For the data that follows, report how many lines contain the word "integracji", and nothing else.

EXTRACTED RECORDS »
* * *
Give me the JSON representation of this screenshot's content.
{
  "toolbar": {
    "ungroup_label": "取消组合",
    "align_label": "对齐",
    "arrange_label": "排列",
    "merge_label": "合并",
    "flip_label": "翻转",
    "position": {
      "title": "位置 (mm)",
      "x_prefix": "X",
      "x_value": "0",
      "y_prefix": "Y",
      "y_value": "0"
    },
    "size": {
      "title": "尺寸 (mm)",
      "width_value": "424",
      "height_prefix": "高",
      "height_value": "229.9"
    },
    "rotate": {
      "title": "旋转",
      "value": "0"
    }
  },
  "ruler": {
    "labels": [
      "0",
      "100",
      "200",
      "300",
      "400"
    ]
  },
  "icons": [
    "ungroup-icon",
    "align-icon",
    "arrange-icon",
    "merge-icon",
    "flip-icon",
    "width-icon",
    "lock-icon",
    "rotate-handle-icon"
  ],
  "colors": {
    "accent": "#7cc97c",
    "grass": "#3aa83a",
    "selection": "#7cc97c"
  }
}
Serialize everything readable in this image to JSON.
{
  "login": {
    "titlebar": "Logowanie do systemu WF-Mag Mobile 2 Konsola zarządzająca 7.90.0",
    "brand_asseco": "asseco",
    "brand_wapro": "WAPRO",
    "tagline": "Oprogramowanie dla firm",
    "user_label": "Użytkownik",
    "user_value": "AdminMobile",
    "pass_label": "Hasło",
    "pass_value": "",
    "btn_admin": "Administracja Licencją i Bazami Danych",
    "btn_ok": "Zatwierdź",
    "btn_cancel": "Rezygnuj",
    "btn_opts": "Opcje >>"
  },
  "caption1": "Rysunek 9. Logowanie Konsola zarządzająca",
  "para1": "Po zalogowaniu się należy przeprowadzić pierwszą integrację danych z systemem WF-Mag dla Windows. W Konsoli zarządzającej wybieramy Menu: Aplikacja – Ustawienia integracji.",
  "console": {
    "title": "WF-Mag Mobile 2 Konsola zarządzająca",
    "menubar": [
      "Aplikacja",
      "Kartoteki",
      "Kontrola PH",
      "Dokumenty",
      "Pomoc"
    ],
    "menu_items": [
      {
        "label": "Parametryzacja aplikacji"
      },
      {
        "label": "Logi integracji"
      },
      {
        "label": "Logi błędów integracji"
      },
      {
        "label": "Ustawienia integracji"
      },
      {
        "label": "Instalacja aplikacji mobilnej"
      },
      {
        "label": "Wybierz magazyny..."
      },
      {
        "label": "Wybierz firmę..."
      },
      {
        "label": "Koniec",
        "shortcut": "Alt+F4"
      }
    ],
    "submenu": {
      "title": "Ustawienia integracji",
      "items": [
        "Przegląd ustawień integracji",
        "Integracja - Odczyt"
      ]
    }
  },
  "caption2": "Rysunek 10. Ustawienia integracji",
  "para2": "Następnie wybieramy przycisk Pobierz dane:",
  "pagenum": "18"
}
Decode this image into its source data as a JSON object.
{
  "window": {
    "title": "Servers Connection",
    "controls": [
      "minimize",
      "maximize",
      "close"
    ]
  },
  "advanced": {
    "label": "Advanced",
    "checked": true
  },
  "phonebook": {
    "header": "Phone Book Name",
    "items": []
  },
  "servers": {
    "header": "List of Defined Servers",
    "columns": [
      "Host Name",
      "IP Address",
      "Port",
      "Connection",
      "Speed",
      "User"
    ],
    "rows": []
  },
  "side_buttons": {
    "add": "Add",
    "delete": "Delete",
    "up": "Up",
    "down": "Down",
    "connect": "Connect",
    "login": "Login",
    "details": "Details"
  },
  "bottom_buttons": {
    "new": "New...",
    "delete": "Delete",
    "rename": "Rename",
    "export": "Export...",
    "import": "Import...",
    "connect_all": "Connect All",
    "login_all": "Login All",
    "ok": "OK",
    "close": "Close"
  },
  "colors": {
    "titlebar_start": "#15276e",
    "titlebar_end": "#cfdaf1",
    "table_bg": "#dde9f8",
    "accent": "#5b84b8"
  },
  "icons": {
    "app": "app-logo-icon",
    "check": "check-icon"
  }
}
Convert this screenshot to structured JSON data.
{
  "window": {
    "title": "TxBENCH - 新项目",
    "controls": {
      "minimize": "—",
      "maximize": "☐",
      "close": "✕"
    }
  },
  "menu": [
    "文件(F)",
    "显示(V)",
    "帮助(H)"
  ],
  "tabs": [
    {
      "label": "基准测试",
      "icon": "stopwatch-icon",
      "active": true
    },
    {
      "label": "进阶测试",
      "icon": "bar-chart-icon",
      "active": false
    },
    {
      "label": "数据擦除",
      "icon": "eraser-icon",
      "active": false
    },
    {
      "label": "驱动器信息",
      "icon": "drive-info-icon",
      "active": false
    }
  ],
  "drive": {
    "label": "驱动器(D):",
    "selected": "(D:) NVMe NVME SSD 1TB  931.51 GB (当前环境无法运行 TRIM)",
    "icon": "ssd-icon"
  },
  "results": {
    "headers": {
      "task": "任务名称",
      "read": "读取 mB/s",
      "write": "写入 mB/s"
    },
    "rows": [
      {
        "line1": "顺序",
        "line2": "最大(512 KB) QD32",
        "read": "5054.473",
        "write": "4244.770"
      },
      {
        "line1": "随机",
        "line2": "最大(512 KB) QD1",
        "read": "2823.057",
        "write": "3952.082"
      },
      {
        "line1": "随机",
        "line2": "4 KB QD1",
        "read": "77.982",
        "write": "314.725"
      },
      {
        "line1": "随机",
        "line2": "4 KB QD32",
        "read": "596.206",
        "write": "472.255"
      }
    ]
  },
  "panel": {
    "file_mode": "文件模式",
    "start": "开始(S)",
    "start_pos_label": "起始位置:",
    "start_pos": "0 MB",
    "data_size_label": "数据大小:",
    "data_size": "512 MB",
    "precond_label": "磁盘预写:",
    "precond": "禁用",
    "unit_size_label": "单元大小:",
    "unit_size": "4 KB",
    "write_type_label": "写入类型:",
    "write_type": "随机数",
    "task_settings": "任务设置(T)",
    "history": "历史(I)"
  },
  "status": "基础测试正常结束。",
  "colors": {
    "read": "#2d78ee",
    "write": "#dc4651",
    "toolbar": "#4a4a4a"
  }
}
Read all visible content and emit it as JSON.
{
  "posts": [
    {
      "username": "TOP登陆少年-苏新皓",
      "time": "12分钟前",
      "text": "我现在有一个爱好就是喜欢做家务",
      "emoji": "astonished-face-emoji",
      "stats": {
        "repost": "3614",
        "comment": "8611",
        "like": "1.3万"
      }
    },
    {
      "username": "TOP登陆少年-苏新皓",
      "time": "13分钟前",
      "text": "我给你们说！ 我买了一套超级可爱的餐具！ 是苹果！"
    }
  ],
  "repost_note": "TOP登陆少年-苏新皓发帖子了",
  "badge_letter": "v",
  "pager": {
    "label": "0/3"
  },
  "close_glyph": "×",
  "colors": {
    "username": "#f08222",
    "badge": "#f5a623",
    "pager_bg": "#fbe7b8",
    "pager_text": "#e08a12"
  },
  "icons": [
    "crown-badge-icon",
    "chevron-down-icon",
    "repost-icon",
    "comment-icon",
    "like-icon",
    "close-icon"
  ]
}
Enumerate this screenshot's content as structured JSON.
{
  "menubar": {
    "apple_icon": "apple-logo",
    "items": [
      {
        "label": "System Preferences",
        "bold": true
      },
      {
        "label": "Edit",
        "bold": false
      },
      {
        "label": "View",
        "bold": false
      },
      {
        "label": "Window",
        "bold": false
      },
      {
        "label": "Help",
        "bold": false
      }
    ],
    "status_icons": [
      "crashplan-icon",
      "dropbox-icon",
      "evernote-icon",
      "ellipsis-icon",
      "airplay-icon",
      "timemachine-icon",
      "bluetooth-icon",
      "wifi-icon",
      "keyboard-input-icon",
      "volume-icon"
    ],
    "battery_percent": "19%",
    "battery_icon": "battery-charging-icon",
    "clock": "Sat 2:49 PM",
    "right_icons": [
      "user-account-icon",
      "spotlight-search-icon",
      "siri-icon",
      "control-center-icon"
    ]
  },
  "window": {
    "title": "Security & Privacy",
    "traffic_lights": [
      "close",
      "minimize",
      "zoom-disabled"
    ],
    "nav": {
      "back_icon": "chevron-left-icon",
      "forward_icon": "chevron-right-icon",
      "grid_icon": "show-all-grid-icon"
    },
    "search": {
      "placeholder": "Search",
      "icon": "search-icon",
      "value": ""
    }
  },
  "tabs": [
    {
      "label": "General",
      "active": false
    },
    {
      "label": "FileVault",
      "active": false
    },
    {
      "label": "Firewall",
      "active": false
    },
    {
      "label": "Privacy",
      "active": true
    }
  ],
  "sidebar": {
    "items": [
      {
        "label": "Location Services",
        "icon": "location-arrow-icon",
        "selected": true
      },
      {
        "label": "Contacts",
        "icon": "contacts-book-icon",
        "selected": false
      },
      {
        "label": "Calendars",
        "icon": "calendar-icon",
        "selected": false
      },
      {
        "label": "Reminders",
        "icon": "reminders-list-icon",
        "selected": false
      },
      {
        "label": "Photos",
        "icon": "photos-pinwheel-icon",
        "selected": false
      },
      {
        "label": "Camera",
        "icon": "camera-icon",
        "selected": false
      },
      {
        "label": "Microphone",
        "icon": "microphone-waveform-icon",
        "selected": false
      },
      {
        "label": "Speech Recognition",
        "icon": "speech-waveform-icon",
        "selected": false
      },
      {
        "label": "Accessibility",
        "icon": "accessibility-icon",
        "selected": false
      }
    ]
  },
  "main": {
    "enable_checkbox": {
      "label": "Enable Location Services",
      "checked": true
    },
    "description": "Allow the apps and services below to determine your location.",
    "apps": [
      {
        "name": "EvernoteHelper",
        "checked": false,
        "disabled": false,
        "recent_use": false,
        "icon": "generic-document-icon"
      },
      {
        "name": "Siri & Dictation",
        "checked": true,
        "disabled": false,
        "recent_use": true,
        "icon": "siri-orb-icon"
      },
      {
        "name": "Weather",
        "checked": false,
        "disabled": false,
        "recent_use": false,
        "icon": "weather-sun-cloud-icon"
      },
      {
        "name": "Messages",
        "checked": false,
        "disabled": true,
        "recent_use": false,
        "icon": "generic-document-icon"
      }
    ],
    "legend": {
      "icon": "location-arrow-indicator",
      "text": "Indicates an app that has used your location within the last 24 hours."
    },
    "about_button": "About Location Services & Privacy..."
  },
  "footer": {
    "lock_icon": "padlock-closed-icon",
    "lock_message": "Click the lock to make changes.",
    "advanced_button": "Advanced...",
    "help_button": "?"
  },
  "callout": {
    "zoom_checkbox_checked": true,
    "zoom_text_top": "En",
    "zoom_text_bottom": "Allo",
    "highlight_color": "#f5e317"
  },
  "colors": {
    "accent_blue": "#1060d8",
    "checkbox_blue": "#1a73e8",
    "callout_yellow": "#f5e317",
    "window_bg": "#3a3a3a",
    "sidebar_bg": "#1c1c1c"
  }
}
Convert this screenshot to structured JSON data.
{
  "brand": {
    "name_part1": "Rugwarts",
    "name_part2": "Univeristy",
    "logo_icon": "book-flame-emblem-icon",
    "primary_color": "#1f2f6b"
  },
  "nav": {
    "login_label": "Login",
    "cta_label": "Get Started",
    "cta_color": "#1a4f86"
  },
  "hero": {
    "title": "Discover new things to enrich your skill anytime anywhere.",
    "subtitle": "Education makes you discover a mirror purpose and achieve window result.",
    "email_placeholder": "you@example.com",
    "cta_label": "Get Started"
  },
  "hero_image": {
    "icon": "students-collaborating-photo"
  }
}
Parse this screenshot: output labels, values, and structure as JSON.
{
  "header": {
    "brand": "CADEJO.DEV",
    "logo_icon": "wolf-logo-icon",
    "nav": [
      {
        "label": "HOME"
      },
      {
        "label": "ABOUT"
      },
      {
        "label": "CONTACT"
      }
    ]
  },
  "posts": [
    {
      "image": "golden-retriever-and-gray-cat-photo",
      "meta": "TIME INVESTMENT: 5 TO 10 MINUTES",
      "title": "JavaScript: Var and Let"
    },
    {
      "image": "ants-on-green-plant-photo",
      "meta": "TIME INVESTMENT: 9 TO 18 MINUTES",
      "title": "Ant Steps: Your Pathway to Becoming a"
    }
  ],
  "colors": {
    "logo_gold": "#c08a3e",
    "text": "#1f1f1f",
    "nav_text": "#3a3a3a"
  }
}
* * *
COMPLETED EXERCISE »
7